━━ EXTRACTED INFORMATION

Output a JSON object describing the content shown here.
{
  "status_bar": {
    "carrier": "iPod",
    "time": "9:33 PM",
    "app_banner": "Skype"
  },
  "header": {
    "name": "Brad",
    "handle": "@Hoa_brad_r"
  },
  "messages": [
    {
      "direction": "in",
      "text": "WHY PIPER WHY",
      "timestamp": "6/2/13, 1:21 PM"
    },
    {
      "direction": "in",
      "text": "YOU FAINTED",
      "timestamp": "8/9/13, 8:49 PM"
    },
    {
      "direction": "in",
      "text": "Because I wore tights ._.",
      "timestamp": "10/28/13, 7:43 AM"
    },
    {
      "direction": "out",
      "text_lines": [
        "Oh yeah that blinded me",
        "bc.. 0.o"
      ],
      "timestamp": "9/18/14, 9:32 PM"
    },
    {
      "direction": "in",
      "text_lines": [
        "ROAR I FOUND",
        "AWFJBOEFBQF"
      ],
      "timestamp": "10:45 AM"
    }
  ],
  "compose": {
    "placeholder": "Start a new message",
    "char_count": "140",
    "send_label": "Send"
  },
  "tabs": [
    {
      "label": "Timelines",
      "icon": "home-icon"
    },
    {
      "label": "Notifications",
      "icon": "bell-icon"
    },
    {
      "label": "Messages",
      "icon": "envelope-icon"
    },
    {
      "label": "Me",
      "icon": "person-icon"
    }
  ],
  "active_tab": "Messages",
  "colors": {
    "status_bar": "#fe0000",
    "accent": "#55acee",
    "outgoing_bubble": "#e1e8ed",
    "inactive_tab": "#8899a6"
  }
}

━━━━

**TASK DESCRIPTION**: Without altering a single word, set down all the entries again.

**RESPONSE TO THIS TASK**:
Output a JSON object describing the content shown here.
{
  "status_bar": {
    "carrier": "iPod",
    "time": "9:33 PM",
    "app_banner": "Skype"
  },
  "header": {
    "name": "Brad",
    "handle": "@Hoa_brad_r"
  },
  "messages": [
    {
      "direction": "in",
      "text": "WHY PIPER WHY",
      "timestamp": "6/2/13, 1:21 PM"
    },
    {
      "direction": "in",
      "text": "YOU FAINTED",
      "timestamp": "8/9/13, 8:49 PM"
    },
    {
      "direction": "in",
      "text": "Because I wore tights ._.",
      "timestamp": "10/28/13, 7:43 AM"
    },
    {
      "direction": "out",
      "text_lines": [
        "Oh yeah that blinded me",
        "bc.. 0.o"
      ],
      "timestamp": "9/18/14, 9:32 PM"
    },
    {
      "direction": "in",
      "text_lines": [
        "ROAR I FOUND",
        "AWFJBOEFBQF"
      ],
      "timestamp": "10:45 AM"
    }
  ],
  "compose": {
    "placeholder": "Start a new message",
    "char_count": "140",
    "send_label": "Send"
  },
  "tabs": [
    {
      "label": "Timelines",
      "icon": "home-icon"
    },
    {
      "label": "Notifications",
      "icon": "bell-icon"
    },
    {
      "label": "Messages",
      "icon": "envelope-icon"
    },
    {
      "label": "Me",
      "icon": "person-icon"
    }
  ],
  "active_tab": "Messages",
  "colors": {
    "status_bar": "#fe0000",
    "accent": "#55acee",
    "outgoing_bubble": "#e1e8ed",
    "inactive_tab": "#8899a6"
  }
}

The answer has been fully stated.